At the end of 1925 Gellibrand was elected to the House of Representatives as the Nationalist member for Denison, but was defeated at the general elections of 1928, and again in 1929. For the next eight years he worked diligently and quietly at Risdon, and in running Garth, a foreclosed property near Smithton he had bought from the Australian Mutual Provident Society, of which he was a director. In 1936, at the age of 63, he decided to settle in Victoria, mainly to be near his son who was then on the land at Yea. Selling Risdon and Garth, he bought Balaclava, at Murrindindi, near Yea, to which he moved early in 1937—'100 years after my grandfather's intention to do the same', as he noted in his diary.
From the time he left the A.I.F. in 1919 Gellibrand had taken a deep interest in public affairs, and particularly in Australia's defence. But perhaps his finest monument was his untiring work for the Legacy movement, the formation of which he inspired when he founded the Remembrance Club in Hobart in 1922. From its original aims, mainly to guard the interests of ex-soldiers, the Legacy clubs extended their activities to caring for widows and children of deceased ex-servicemen. In his foreword to the History of the Legacy Club of Sydney (Sydney, 1944), Bean says: 'And, coming back to the great and good man from whose original work it all sprang—there was a time when some of us thought that the best monument to John Gellibrand might be the story of Second Bullecourt.
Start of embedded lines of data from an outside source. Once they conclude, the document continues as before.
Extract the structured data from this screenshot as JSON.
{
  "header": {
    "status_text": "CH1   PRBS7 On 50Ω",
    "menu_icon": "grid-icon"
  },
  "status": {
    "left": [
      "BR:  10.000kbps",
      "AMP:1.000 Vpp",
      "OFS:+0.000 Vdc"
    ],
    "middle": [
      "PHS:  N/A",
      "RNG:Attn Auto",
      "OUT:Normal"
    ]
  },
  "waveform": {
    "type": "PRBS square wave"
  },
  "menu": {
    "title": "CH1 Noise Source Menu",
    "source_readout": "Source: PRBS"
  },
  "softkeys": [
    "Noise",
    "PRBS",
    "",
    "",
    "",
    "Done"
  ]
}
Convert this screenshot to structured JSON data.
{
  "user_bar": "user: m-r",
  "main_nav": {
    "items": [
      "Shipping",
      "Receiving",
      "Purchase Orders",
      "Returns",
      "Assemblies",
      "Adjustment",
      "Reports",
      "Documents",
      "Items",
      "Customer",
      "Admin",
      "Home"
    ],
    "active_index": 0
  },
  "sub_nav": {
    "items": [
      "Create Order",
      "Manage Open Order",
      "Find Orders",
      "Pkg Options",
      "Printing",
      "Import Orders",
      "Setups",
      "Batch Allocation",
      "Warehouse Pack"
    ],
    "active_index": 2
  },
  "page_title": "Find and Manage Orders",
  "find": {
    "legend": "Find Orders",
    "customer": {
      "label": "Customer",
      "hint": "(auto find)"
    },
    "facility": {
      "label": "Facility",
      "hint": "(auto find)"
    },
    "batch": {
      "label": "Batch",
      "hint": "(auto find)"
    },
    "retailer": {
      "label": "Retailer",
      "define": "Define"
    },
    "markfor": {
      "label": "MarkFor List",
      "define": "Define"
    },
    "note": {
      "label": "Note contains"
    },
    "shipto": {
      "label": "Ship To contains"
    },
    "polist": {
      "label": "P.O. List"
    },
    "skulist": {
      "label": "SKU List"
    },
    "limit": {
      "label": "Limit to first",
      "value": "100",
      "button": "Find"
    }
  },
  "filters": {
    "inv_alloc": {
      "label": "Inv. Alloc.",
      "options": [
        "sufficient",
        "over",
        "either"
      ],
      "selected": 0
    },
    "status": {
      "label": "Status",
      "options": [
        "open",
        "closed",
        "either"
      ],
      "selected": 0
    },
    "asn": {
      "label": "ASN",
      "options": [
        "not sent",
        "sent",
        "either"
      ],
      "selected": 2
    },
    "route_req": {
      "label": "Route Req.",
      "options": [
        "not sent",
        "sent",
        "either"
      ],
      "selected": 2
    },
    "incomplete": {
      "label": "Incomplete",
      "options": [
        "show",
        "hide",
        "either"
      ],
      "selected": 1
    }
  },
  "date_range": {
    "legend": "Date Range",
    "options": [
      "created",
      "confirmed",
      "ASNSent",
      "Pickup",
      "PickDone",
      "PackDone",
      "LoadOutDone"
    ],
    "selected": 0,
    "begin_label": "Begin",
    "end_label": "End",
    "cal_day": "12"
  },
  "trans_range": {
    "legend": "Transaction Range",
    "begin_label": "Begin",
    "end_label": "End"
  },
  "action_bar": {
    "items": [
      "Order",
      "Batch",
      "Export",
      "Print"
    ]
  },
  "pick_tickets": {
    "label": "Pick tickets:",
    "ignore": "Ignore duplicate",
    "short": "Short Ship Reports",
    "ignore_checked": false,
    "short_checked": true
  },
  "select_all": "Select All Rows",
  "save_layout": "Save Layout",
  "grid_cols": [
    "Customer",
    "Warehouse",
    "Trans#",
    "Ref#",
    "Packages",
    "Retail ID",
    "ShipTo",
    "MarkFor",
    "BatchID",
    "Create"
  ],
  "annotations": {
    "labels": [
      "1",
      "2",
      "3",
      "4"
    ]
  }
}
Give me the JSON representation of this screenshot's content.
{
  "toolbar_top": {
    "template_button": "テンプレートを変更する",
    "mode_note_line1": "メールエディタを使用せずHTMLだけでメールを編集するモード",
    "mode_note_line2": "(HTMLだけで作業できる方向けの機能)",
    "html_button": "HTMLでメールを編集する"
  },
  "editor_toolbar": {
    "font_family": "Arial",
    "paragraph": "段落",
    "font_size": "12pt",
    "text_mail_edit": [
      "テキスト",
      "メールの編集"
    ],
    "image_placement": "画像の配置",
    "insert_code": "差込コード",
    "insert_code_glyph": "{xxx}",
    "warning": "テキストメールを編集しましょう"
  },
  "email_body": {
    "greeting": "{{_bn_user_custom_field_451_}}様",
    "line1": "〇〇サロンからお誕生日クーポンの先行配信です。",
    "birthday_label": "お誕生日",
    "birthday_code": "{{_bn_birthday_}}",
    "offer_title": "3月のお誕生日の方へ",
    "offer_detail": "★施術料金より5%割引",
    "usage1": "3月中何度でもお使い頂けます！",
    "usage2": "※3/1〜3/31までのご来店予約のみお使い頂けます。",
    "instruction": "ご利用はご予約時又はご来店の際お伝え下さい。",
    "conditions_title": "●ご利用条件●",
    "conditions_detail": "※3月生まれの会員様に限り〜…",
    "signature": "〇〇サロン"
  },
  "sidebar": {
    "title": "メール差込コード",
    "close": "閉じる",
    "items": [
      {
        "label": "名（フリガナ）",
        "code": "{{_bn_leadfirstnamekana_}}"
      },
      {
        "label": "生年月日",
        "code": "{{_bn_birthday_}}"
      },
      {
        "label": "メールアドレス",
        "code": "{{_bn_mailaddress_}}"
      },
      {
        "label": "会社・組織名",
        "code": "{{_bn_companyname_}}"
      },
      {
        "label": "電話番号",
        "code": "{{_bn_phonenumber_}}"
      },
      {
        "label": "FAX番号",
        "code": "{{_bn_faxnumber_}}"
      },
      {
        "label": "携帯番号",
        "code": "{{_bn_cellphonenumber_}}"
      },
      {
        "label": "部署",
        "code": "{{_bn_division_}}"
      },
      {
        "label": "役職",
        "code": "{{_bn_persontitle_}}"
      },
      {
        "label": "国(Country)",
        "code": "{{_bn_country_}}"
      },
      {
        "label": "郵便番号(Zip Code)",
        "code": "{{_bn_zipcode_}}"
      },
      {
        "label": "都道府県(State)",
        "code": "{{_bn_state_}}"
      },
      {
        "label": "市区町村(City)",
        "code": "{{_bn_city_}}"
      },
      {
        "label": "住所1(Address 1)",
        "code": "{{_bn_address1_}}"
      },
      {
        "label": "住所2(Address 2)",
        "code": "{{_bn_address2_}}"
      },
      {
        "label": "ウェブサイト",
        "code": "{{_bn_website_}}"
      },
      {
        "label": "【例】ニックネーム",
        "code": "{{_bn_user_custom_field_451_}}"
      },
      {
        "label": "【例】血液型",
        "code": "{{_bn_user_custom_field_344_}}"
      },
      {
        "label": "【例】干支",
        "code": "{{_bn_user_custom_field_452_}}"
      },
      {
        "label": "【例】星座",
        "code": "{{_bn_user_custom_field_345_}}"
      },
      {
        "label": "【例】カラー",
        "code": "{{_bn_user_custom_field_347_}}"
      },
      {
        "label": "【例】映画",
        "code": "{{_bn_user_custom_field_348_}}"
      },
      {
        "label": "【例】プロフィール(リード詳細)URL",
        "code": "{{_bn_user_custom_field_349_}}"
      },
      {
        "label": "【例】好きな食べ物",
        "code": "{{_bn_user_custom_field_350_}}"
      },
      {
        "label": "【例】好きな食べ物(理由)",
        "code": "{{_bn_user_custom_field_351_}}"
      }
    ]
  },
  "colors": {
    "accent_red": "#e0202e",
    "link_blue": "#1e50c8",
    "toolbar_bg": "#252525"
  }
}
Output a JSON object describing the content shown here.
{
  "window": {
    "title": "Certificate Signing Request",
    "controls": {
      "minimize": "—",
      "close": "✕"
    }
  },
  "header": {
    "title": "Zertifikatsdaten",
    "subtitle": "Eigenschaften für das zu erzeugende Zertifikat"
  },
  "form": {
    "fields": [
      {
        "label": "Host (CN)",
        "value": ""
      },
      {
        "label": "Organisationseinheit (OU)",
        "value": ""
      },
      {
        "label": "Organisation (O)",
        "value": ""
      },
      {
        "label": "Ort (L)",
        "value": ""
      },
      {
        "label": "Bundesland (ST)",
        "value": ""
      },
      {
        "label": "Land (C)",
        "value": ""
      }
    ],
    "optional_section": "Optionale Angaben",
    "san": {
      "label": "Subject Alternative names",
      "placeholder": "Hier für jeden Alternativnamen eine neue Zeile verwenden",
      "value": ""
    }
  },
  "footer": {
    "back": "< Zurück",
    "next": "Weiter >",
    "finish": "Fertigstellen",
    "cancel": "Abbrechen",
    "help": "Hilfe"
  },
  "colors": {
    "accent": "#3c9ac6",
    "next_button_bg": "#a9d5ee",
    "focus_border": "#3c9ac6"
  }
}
Now I feel there will be an even better—the record of Legacy'.
From 1938, when the Australian government began to think seriously of rearmament after years of neglect of defence, Gellibrand was consulted several times by prime minsters Joseph Lyons and (Sir) Robert Menzies, and various cabinet ministers; in the next eighteen months he prepared a series of papers, wrote articles for the press in a nation-wide campaign to double the size of the militia, and spoke at recruiting meetings. For some months after the outbreak of war he contributed articles to the daily press and other journals—including 'Defence in dreamland', under the pseudonym 'A General of the A.I.F.' in four issues of Reveille (January-April 1940), as well as articles for the newly formed Department of Information. Recurrent ill health forced him to give up this work in 1940.
Survived by his wife, a son and two daughters, Gellibrand died of cerebro-vascular disease at Balaclava, Murrindindi, on 3 June 1945 and was buried in Yea cemetery. A portrait by James Quinn is in the Australian War Memorial, Canberra.
A. W. Bazley, 'Gellibrand, Sir John (1872–1945)', Australian Dictionary of Biography, National Centre of Biography, Australian National University, http://adb.anu.edu.au/biography/gellibrand-sir-john-6295/text10855, published first in hardcopy 1981, accessed online 31 July 2016.
This article was first published in hardcopy in Australian Dictionary of Biography, Volume 8, (MUP), 1981